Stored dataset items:
......

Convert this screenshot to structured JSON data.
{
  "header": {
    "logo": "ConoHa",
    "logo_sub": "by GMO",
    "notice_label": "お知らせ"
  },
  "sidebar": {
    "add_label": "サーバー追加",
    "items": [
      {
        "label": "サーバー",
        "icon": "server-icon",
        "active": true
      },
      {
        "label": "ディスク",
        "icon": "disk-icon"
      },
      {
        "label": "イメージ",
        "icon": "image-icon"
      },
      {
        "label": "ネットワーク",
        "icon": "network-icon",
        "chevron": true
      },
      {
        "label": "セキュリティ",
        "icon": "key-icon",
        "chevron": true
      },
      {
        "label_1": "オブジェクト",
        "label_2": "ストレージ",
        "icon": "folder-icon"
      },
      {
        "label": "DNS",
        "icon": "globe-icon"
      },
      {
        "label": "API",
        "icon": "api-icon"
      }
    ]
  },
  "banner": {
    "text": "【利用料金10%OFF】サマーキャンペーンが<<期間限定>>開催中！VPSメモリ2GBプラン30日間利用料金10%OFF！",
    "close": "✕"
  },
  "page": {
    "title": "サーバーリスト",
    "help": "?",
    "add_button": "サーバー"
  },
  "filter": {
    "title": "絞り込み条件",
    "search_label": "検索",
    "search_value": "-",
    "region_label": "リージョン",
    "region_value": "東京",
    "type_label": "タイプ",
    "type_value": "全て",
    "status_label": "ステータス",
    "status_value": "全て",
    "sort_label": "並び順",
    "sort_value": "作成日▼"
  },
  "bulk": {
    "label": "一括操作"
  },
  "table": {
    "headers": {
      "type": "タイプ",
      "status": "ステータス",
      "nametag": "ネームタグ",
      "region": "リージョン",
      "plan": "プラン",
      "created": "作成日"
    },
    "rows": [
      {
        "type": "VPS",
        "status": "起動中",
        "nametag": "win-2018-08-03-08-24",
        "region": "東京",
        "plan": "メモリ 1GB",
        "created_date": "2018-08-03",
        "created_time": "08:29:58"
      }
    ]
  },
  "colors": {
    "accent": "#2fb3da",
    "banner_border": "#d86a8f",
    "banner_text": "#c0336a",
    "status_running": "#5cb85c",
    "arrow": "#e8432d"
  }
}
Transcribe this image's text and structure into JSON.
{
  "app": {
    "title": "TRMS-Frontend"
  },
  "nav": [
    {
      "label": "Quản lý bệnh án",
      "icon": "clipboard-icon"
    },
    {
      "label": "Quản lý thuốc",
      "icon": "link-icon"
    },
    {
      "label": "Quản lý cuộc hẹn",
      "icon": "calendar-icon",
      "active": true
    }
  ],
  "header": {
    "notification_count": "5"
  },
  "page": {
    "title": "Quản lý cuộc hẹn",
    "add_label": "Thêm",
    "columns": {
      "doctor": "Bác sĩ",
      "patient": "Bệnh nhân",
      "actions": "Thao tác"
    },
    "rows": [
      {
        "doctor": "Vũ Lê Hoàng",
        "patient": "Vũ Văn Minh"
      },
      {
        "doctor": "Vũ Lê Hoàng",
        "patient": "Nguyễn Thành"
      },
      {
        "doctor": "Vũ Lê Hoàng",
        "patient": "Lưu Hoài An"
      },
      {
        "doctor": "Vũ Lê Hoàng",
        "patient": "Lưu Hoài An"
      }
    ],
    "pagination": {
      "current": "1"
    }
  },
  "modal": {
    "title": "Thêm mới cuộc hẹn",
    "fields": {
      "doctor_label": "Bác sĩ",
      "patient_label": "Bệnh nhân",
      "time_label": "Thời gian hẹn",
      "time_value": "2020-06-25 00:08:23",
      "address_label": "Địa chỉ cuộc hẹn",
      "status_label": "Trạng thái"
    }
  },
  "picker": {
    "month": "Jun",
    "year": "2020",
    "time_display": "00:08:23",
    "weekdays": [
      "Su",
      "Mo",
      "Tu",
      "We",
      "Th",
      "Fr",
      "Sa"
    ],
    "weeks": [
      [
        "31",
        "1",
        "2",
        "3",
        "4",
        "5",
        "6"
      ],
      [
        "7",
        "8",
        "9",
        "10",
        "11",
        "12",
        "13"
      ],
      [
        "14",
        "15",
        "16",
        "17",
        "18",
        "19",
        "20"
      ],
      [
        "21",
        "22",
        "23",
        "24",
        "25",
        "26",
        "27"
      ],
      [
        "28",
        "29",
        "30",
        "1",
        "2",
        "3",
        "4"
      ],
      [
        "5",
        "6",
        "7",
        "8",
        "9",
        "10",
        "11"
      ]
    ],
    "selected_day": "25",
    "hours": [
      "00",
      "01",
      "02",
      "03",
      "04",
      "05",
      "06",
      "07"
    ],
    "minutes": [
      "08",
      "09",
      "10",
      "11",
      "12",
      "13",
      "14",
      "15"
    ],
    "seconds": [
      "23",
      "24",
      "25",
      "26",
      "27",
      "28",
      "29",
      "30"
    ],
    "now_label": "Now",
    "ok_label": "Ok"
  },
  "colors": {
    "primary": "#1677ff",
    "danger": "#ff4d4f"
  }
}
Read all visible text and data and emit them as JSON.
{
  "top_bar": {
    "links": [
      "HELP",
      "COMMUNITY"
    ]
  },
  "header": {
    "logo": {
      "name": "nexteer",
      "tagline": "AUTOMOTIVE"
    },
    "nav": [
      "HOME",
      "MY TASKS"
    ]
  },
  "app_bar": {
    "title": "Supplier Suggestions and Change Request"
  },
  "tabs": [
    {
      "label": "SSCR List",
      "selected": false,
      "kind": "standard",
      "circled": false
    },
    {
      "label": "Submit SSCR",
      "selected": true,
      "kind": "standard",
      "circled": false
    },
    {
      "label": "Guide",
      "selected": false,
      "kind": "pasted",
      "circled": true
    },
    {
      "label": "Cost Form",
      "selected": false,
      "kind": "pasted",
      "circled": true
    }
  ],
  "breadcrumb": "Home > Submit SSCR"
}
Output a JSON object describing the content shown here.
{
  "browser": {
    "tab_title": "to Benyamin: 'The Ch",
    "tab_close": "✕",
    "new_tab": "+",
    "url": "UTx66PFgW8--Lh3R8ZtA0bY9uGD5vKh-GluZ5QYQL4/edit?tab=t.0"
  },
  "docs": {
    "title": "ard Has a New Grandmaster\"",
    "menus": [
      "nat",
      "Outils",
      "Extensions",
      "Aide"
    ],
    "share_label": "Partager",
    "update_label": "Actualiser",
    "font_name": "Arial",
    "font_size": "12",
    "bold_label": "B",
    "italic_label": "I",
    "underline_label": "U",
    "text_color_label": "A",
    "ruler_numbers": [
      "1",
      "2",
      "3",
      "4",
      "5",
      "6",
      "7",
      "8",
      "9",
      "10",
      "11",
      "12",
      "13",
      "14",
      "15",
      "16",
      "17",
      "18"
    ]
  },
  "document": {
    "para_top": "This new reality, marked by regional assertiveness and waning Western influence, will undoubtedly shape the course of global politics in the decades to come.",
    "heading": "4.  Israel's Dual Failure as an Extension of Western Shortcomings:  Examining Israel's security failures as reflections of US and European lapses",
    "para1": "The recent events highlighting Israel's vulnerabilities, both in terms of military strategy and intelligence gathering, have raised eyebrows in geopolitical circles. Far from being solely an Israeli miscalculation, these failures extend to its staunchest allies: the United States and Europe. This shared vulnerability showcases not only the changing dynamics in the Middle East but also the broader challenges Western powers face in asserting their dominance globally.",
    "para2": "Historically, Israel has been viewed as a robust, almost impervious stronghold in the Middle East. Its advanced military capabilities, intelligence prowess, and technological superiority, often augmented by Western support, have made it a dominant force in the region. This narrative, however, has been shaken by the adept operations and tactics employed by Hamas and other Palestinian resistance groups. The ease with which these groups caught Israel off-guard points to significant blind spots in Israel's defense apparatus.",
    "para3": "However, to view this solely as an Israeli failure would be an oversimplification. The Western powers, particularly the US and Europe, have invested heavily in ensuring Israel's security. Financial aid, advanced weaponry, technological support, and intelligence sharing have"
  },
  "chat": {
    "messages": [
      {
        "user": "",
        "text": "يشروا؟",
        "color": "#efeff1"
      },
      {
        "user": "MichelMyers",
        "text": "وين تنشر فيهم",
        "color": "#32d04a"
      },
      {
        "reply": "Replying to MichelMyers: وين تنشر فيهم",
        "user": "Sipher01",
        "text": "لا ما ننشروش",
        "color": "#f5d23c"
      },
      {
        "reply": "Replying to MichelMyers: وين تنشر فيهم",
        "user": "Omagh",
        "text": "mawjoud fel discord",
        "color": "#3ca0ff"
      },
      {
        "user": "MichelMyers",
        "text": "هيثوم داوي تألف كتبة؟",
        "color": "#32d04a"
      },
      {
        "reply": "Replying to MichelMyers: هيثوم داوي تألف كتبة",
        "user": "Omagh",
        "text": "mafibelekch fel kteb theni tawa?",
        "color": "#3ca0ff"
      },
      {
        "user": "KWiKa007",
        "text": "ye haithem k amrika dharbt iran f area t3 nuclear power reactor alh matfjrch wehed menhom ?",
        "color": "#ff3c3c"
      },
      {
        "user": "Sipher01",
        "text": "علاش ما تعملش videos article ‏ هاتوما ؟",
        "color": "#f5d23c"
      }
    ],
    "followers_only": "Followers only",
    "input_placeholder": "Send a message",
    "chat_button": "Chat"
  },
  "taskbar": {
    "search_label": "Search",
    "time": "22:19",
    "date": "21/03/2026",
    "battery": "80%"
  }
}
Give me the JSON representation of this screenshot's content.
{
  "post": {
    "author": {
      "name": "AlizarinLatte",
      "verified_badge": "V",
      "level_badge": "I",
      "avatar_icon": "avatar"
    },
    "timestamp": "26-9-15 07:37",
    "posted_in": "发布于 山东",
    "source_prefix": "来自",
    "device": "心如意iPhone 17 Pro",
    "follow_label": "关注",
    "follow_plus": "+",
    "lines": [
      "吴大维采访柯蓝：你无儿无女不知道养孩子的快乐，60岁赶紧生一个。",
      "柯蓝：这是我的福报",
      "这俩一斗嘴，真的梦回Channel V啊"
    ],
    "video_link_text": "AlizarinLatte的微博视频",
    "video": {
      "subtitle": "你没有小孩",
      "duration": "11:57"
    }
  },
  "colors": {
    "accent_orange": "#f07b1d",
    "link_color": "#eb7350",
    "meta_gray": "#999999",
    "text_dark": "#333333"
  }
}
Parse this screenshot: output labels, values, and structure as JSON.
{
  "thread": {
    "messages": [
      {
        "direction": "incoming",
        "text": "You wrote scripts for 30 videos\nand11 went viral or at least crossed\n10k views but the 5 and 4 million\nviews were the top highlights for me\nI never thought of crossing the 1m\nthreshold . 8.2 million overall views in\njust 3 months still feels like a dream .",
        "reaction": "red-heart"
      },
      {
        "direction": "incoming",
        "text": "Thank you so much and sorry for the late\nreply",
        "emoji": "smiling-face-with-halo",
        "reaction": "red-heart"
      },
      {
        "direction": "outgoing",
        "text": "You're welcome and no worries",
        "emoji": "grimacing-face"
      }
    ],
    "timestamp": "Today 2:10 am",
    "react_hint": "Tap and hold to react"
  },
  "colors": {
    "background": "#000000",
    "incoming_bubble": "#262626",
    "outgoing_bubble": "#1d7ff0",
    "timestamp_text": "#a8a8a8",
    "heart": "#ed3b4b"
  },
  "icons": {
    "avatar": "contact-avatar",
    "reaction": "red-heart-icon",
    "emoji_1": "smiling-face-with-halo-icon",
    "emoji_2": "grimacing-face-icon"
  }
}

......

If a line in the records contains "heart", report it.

        "reaction": "red-heart"
        "reaction": "red-heart"
    "heart": "#ed3b4b"
    "reaction": "red-heart-icon",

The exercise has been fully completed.